This may sound like something out of a sci-fi movie, but all this and more will be made possible by 3D printing, which is set to cause a revolution in the beauty industry. The technology has been around for more than 30 years but the latest application of biological printing means these truly individualised beauty options may eventually become the norm. And far from being a marketing gimmick, this technology looks set to be a gamechanger for how we choose and apply our make-up.

Colin Keogh, a 3D printing expert from UCD School of Engineering, explains that back in 1986, an American engineer named Charles Hull created a prototype for a process called stereolithography, which used acrylic-based materials to solidify from liquid to solid using ultraviolet lights. He eventually patented the first 3D printer, becoming known as “the father” of 3D printing.

“They were mainly used for research, advanced manufacturing and very niche applications until the mid-2000s,” says Keogh.

These days, you can buy a consumer 3D printer for about €100, but the technology is being applied in almost all industries. According to Keogh, there are now 3D printers for every material you can imagine – from plastics, metals, and ceramic, to bones, food, and cells. Indeed, he says, biological printing is the next frontier in 3D printing.

One area of aesthetics where 3D printing has already had a significant impact is in obtaining that Hollywood smile – the extremely popular Invisalign braces are all 3D-printed, making them one of the mostly common 3D-printed objects in the world. “Most people wouldn’t know they are 3D-printed,” admits Keogh.

Over the next five to 10 years, Keogh expects we will see more and more customisation options in consumer goods, all aided by 3D printing.

“Things like custom 3D-printed nails, replacement skin using your own harvested and cultured cells, and custom 3D-printed therapeutics and medicines including custom-blend skin creams, medications and health supplements will become more common on the high street,” he says.

It isn’t hyperbole to say this will revolutionise make-up and beauty, Keogh adds.

Unprecedented customisation options

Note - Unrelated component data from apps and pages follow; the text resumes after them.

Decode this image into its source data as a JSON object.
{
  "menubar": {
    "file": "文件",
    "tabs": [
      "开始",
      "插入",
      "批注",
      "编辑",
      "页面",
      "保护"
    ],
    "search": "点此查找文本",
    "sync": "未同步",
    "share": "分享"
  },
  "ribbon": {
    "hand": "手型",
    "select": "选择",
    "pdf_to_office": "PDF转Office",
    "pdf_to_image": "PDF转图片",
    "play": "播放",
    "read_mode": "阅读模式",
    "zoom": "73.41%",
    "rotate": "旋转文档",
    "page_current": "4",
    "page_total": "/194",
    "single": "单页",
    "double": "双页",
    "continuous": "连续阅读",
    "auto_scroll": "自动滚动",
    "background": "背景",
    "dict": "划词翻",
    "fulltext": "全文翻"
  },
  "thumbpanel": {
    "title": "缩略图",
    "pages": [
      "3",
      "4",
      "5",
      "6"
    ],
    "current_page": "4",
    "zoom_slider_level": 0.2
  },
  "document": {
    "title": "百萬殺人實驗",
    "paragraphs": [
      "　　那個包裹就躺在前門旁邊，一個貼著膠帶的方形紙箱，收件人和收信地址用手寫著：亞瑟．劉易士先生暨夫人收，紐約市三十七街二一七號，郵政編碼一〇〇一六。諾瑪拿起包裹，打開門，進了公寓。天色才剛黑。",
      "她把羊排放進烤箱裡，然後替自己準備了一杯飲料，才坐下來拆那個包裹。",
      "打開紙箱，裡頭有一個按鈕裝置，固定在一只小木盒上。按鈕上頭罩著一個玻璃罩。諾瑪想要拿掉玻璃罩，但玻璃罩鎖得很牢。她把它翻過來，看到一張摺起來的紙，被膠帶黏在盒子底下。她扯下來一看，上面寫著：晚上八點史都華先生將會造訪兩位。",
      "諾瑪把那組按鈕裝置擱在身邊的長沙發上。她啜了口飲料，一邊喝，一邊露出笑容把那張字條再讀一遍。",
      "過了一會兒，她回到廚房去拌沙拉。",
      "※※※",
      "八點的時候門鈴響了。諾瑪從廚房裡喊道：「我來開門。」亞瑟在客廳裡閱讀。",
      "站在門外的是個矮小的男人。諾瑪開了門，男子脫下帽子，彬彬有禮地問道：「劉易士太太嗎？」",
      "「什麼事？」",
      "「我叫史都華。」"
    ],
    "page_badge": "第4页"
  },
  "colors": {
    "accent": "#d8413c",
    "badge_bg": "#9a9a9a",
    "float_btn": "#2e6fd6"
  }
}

“3D-printed cosmetics will allow unprecedented customisation options to customers. Paired with advanced 3D-scanning and imaging technologies, near perfect skin colours and shades can be imaged in person; then using 3D printers, your perfect colour or shade can be made for you on demand, right in store,” he explains. This “on demand” production could ultimately reduce the cost of products while increasing the options for consumers.

These innovations aren’t just coming down the tracks – many are already here. Back in 2016, cult beauty brand Smashbox asked consumers to choose from 120 different lipstick shades from their #BeLegendary collection. Their desired colour was then printed on a compact in any desired shape using a 3D printer.

Hailing itself as the “world’s first 3D make-up printer”, the Mink 3D printer boasts of being able to instantly transform any image into wearable make-up. Due to launch next year, the portable printer is apparently capable of printing 16.7 million colours.

In a similar vein, the Opté Precision Skin System scans your face with blue light to identify age spots and pimples and uses a facial-recognition algorithm to determine each blemish’s size, shape, and colour. It then prints the perfect amount of foundation to cover them. Beauty editors raved about the “spotless, smooth skin” the wireless device created.

Another innovation is 3D-printed sheet masks, which Neutrogena unveiled at this year’s Consumer Electronic Show and is due to launch before the end of 2019. Called Neutrogena MaskiD, facial-recognition technology allows it to scan and create a 3D model of your face in order to provide you with a mask that fits your face perfectly – unlike the current ones, which can leak the valuable serum everywhere. It can even use different active ingredients for different areas of your face.

These are just some examples of how 3D printing could shake up the beauty industry, but theoretically, anything is possible, says Keogh.

“New products will be developed, new applications for cosmetics and beauty will arise, and these will create whole new industries and niche areas in the field,” says Keogh.